Democratic District Leader Josue Pierre, a candidate for incumbent State Sen. Kevin Parker‘s seat, questioned his opponent’s financial ties to NationalGrid, but Parker was quick to fire back at Pierre’s inability to jump into the weeds of the ongoing issue surrounding the utility company.
Currently, NationalGrid has issued a moratorium on allowing new gas service for New York customers unless the state approves the Williams Pipeline, which will allow more natural gas to flow from Pennsylvania and New Jersey.
The company maintains without a moratorium and the pipeline it may not have enough gas to supply the crucial heating needs of millions of people in the New York City Metropolitan area this coming winter.

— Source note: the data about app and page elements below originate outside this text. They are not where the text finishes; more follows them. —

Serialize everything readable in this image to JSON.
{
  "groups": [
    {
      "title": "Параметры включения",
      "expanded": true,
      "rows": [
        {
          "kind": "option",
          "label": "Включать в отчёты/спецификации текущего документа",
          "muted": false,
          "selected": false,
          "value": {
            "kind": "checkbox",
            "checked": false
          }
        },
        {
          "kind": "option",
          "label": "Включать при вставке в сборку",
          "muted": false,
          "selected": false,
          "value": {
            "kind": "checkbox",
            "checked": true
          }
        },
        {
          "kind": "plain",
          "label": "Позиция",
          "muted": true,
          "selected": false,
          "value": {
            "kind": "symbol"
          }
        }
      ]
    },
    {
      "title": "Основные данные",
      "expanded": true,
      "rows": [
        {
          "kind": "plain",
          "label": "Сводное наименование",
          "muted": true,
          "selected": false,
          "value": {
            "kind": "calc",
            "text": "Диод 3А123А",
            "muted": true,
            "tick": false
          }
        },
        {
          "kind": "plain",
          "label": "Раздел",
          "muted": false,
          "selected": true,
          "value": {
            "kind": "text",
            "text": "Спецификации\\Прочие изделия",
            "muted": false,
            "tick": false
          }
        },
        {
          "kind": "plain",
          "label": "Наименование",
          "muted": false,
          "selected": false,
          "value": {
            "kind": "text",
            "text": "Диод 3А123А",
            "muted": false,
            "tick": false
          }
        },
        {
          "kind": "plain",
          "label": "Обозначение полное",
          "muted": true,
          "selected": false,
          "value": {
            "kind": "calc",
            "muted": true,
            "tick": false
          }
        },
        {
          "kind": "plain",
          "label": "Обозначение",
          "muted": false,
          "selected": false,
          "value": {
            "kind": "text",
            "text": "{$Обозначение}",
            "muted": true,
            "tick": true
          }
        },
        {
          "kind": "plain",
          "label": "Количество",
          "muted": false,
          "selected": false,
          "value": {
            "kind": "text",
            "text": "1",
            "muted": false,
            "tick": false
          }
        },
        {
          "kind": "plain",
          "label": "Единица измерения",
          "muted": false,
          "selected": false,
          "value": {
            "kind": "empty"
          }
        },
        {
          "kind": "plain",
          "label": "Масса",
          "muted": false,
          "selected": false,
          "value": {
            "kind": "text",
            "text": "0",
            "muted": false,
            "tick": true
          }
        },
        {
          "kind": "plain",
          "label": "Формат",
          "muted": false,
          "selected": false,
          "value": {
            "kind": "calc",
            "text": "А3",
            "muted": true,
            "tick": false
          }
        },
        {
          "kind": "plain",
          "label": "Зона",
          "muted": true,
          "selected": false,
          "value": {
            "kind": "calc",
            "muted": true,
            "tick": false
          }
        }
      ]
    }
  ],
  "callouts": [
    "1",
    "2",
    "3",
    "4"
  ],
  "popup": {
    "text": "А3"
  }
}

On the other side, Gov. Andrew Cuomo, through the Department of Environmental Conservation (DEC) has refused to allow the pipeline. The governor, along with many environmentalists and local elected officials have opposed the project and been vocal about their frustration with the moratorium.
“Instead of fighting for our community, Kevin Parker is supporting the pipeline in Albany, ducking questions here at home, and taking thousands of dollars from National Grid while they refuse to give our community access to service. Who does he work for?,” said Pierre in a release. “If Kevin Parker wants us to believe he’s not on the side of National Grid, he needs to return their money immediately.”
The dollars Pierre referred to were $300 in campaign contributions given to Parker by NationalGrid itself, $5,600 given by the NationalGrid Voluntary PAC and $23,200 from Independent Power Producers of New York (IPPNY). “If Kevin Parker wants us to believe he’s not on the side of National Grid, he needs to return their money immediately,” said Pierre.
Parker doesn’t see a reason to return those contributions, citing that there was nothing illegal with receiving them.
“Why would I return them? I’m trying to see why that is even a story to talk about. I received legal contributions within the context of the limits and the laws of the State of New York. So why is that a problem?” asked Parker.
“I’ve already said what [NationalGrid] is doing around the moratorium is absolutely wrong, it’s inappropriate. I called BS on them. They don’t need to do this moratorium. I said that and I’ve been on the record of saying that,” Parker added
Parker said Pierre’s accusation that doesn’t even make sense on its face.
“‘I can’t criticize them, because I’ve received money from them.’ But I’m already criticizing them,” Parker said, noting his strong ratings from the New York League of Conservation Voters.
On the Williams Pipeline, Parker refuses to take a position, noting that it’s an executive branch DEC decision and not state lawmakers.
“The pipeline is decided by DEC not the State legislature. I’m not taking responsibility for something I have no authority over. I have no authority over whether a pipeline is approved or doesn’t get approved. So being for it or against it is irrelevant because DEC is going to do what DEC does, based on the merits,” said Parker, who mentioned that he doesn’t believe DEC would change their opinion.
“Show me one example where DEC listened to a legislator or a group of legislators on a decision they were making based on the merits of a project. Give me one example and I’ll give you a thousand dollars,” he said.
NationalGrid has previously claimed that without the pipeline it will “not be able to meet the natural gas needs for homeowners who want to convert to gas heat, businesses looking to expand or builders planning new construction projects”. In August, National Grid New York Vice President Melanie Littlejohn noted that the moratorium could go on for several years if the Williams pipeline would not become a reality.
The actual opposition to the moratorium serves as a point of agreement for both Parker and Pierre.
“The moratorium is a choice by National Grid to hold families hostage because they want their pipeline. It’s not required in any way. National Grid can supply Brooklyn’s families with power the second they choose to. If they insist they can’t, then what we need immediately is a public utility that puts power in the hands of the people,” said Pierre.
Parker noted that the company has other alternatives to the Williams pipeline to increase their energy supply.
“There are other things [NationalGrid] could do. They can put in conservation measures, they can go to the spot market and buy gas, they can do heat pumps. There are lots of things they can do that they have not done. […] Myself, and Chairman Cusick, the chair of the Assembly’s Energy Committee, are doing a joint public hearing on October 16, to bring NationalGrid and hold them on the carpet on this very thing. So that’s what I’ve done. What has [Pierre] done?” asked Parker. “I’m really not interested in what Johnny-come-latelys have to say about my record.”
Parker’s 21st Senate district includes East Flatbush, Flatbush, Midwood, Ditmas Park, Kensington, Park Slope, and Windsor Terrace.